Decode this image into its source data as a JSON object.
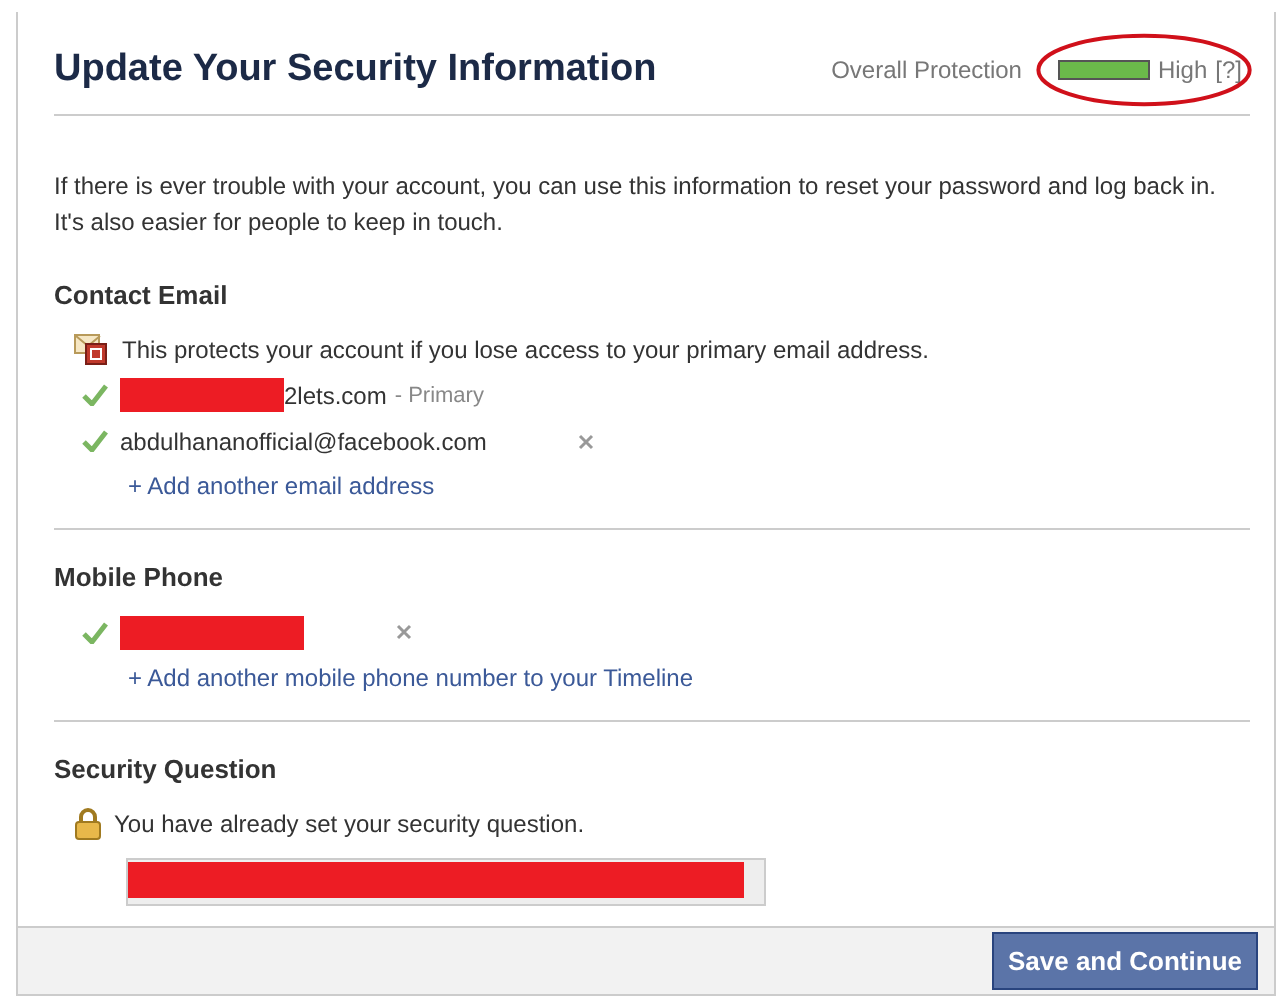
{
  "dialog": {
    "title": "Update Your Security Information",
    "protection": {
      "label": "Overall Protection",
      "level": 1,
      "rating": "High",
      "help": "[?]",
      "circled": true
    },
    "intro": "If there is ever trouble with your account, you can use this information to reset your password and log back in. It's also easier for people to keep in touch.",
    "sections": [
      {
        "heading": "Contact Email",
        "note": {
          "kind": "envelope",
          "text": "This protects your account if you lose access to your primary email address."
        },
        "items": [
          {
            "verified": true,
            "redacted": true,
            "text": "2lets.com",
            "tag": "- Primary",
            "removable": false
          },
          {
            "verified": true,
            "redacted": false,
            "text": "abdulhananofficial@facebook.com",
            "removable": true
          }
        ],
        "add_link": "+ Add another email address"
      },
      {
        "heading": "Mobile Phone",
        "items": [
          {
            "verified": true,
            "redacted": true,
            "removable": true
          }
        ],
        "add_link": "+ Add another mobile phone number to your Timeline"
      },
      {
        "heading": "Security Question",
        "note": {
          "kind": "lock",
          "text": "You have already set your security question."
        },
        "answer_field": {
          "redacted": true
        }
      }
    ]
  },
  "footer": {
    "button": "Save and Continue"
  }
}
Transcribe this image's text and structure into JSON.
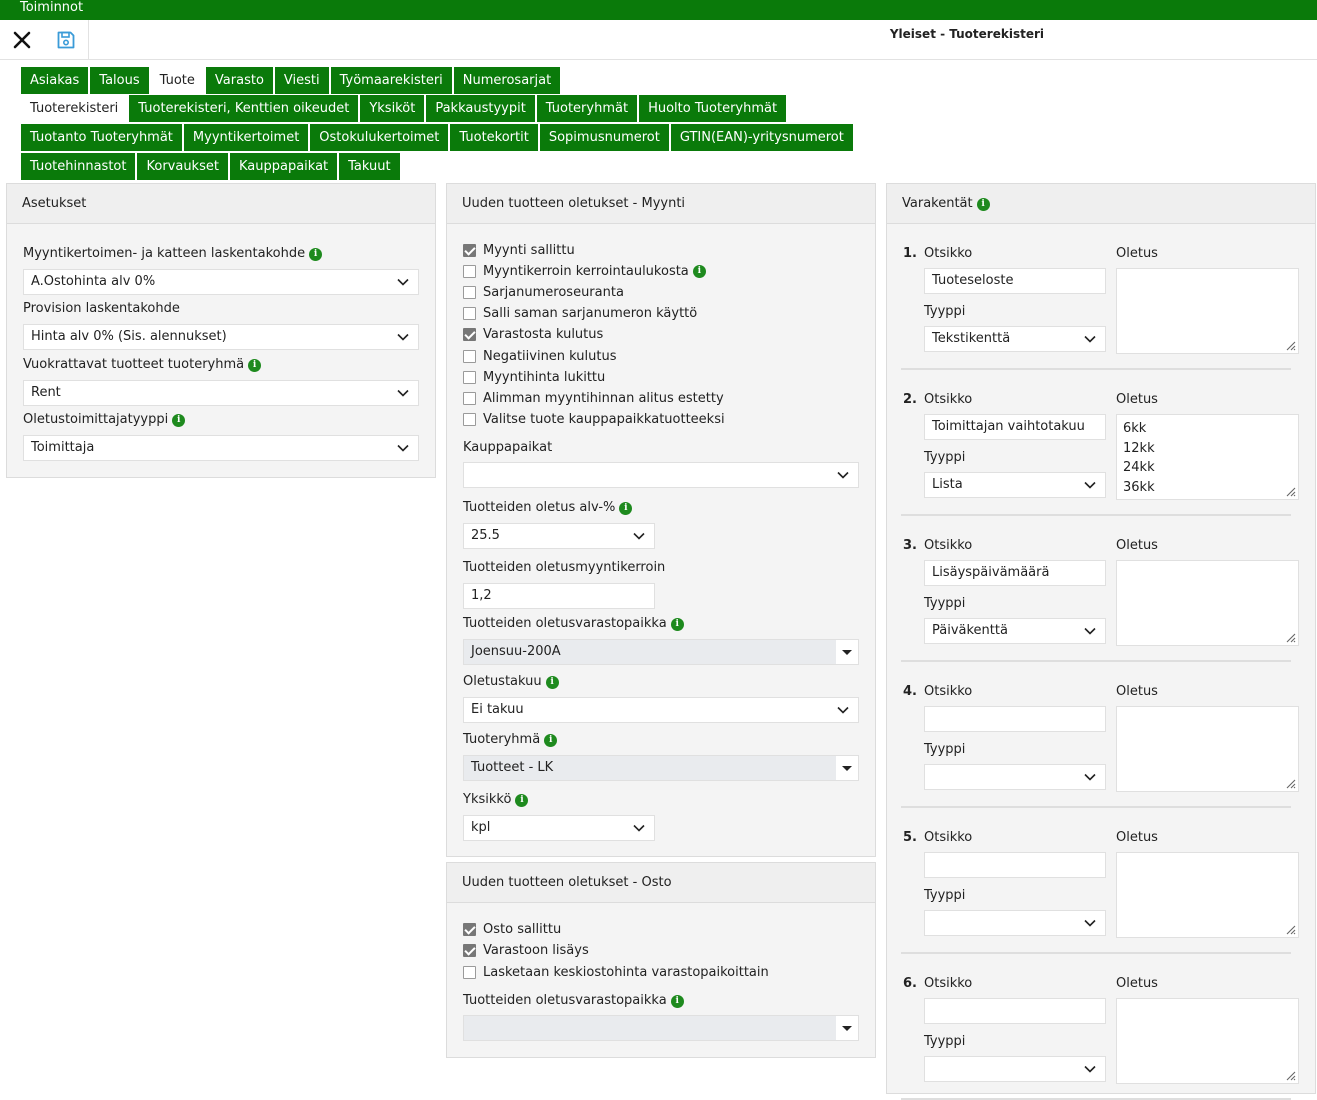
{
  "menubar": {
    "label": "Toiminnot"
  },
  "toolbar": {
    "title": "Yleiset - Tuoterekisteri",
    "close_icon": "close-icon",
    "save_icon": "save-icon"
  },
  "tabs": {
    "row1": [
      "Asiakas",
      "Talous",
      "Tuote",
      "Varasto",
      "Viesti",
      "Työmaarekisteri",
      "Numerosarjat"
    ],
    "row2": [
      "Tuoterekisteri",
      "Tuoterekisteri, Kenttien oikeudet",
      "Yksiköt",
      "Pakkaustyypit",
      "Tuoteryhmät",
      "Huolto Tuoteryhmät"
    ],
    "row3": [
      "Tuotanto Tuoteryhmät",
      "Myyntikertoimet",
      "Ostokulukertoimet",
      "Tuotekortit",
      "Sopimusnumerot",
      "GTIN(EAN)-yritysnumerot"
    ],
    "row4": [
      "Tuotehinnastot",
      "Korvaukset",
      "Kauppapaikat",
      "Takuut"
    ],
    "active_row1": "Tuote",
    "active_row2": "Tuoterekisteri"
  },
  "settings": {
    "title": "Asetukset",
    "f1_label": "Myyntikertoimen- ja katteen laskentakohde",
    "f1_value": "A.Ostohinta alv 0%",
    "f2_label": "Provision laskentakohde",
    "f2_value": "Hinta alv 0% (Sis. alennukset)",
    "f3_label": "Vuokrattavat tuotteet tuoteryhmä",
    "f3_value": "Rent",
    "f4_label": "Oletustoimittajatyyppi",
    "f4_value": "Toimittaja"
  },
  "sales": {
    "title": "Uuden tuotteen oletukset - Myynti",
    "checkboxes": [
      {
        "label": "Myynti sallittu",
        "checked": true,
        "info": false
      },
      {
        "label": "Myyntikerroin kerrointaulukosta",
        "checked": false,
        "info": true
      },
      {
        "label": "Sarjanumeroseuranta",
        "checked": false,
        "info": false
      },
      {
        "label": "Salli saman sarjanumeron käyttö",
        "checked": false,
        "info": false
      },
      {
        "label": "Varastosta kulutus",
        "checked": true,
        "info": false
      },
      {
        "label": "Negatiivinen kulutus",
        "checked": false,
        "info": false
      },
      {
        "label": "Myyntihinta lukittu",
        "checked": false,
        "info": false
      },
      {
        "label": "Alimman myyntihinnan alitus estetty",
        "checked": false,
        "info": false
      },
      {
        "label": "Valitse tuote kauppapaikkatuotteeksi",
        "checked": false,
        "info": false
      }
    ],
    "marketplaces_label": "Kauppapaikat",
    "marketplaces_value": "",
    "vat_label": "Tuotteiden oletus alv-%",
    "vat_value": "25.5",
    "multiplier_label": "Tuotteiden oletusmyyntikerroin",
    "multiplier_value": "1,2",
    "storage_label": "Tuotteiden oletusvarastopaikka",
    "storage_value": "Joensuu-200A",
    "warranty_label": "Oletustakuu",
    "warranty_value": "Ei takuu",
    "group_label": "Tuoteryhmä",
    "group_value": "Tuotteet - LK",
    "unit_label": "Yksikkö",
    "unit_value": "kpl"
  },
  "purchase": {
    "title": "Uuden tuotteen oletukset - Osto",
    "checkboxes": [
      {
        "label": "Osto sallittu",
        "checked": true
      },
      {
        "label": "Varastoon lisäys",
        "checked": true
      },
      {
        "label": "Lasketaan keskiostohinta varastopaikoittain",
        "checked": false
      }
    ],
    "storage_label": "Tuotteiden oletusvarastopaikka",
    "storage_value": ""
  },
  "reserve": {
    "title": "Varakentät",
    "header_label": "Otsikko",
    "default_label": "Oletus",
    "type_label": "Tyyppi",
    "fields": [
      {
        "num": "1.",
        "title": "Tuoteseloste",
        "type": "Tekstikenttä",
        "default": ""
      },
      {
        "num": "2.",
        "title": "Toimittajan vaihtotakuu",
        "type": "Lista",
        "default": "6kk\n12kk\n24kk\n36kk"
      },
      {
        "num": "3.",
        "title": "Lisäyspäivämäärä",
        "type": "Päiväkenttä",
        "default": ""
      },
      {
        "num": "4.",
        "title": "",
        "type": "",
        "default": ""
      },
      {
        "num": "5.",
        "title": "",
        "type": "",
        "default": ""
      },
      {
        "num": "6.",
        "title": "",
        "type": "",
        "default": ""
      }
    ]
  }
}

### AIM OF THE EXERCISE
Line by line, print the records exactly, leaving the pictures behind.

### TASK SOLUTION
Decode this image into its source data as a JSON object.
{
  "dialog": {
    "title": "Update Your Security Information",
    "protection": {
      "label": "Overall Protection",
      "level": 1,
      "rating": "High",
      "help": "[?]",
      "circled": true
    },
    "intro": "If there is ever trouble with your account, you can use this information to reset your password and log back in. It's also easier for people to keep in touch.",
    "sections": [
      {
        "heading": "Contact Email",
        "note": {
          "kind": "envelope",
          "text": "This protects your account if you lose access to your primary email address."
        },
        "items": [
          {
            "verified": true,
            "redacted": true,
            "text": "2lets.com",
            "tag": "- Primary",
            "removable": false
          },
          {
            "verified": true,
            "redacted": false,
            "text": "abdulhananofficial@facebook.com",
            "removable": true
          }
        ],
        "add_link": "+ Add another email address"
      },
      {
        "heading": "Mobile Phone",
        "items": [
          {
            "verified": true,
            "redacted": true,
            "removable": true
          }
        ],
        "add_link": "+ Add another mobile phone number to your Timeline"
      },
      {
        "heading": "Security Question",
        "note": {
          "kind": "lock",
          "text": "You have already set your security question."
        },
        "answer_field": {
          "redacted": true
        }
      }
    ]
  },
  "footer": {
    "button": "Save and Continue"
  }
}
Transcribe this image's text and structure into JSON.
{
  "menubar": {
    "label": "Toiminnot"
  },
  "toolbar": {
    "title": "Yleiset - Tuoterekisteri",
    "close_icon": "close-icon",
    "save_icon": "save-icon"
  },
  "tabs": {
    "row1": [
      "Asiakas",
      "Talous",
      "Tuote",
      "Varasto",
      "Viesti",
      "Työmaarekisteri",
      "Numerosarjat"
    ],
    "row2": [
      "Tuoterekisteri",
      "Tuoterekisteri, Kenttien oikeudet",
      "Yksiköt",
      "Pakkaustyypit",
      "Tuoteryhmät",
      "Huolto Tuoteryhmät"
    ],
    "row3": [
      "Tuotanto Tuoteryhmät",
      "Myyntikertoimet",
      "Ostokulukertoimet",
      "Tuotekortit",
      "Sopimusnumerot",
      "GTIN(EAN)-yritysnumerot"
    ],
    "row4": [
      "Tuotehinnastot",
      "Korvaukset",
      "Kauppapaikat",
      "Takuut"
    ],
    "active_row1": "Tuote",
    "active_row2": "Tuoterekisteri"
  },
  "settings": {
    "title": "Asetukset",
    "f1_label": "Myyntikertoimen- ja katteen laskentakohde",
    "f1_value": "A.Ostohinta alv 0%",
    "f2_label": "Provision laskentakohde",
    "f2_value": "Hinta alv 0% (Sis. alennukset)",
    "f3_label": "Vuokrattavat tuotteet tuoteryhmä",
    "f3_value": "Rent",
    "f4_label": "Oletustoimittajatyyppi",
    "f4_value": "Toimittaja"
  },
  "sales": {
    "title": "Uuden tuotteen oletukset - Myynti",
    "checkboxes": [
      {
        "label": "Myynti sallittu",
        "checked": true,
        "info": false
      },
      {
        "label": "Myyntikerroin kerrointaulukosta",
        "checked": false,
        "info": true
      },
      {
        "label": "Sarjanumeroseuranta",
        "checked": false,
        "info": false
      },
      {
        "label": "Salli saman sarjanumeron käyttö",
        "checked": false,
        "info": false
      },
      {
        "label": "Varastosta kulutus",
        "checked": true,
        "info": false
      },
      {
        "label": "Negatiivinen kulutus",
        "checked": false,
        "info": false
      },
      {
        "label": "Myyntihinta lukittu",
        "checked": false,
        "info": false
      },
      {
        "label": "Alimman myyntihinnan alitus estetty",
        "checked": false,
        "info": false
      },
      {
        "label": "Valitse tuote kauppapaikkatuotteeksi",
        "checked": false,
        "info": false
      }
    ],
    "marketplaces_label": "Kauppapaikat",
    "marketplaces_value": "",
    "vat_label": "Tuotteiden oletus alv-%",
    "vat_value": "25.5",
    "multiplier_label": "Tuotteiden oletusmyyntikerroin",
    "multiplier_value": "1,2",
    "storage_label": "Tuotteiden oletusvarastopaikka",
    "storage_value": "Joensuu-200A",
    "warranty_label": "Oletustakuu",
    "warranty_value": "Ei takuu",
    "group_label": "Tuoteryhmä",
    "group_value": "Tuotteet - LK",
    "unit_label": "Yksikkö",
    "unit_value": "kpl"
  },
  "purchase": {
    "title": "Uuden tuotteen oletukset - Osto",
    "checkboxes": [
      {
        "label": "Osto sallittu",
        "checked": true
      },
      {
        "label": "Varastoon lisäys",
        "checked": true
      },
      {
        "label": "Lasketaan keskiostohinta varastopaikoittain",
        "checked": false
      }
    ],
    "storage_label": "Tuotteiden oletusvarastopaikka",
    "storage_value": ""
  },
  "reserve": {
    "title": "Varakentät",
    "header_label": "Otsikko",
    "default_label": "Oletus",
    "type_label": "Tyyppi",
    "fields": [
      {
        "num": "1.",
        "title": "Tuoteseloste",
        "type": "Tekstikenttä",
        "default": ""
      },
      {
        "num": "2.",
        "title": "Toimittajan vaihtotakuu",
        "type": "Lista",
        "default": "6kk\n12kk\n24kk\n36kk"
      },
      {
        "num": "3.",
        "title": "Lisäyspäivämäärä",
        "type": "Päiväkenttä",
        "default": ""
      },
      {
        "num": "4.",
        "title": "",
        "type": "",
        "default": ""
      },
      {
        "num": "5.",
        "title": "",
        "type": "",
        "default": ""
      },
      {
        "num": "6.",
        "title": "",
        "type": "",
        "default": ""
      }
    ]
  }
}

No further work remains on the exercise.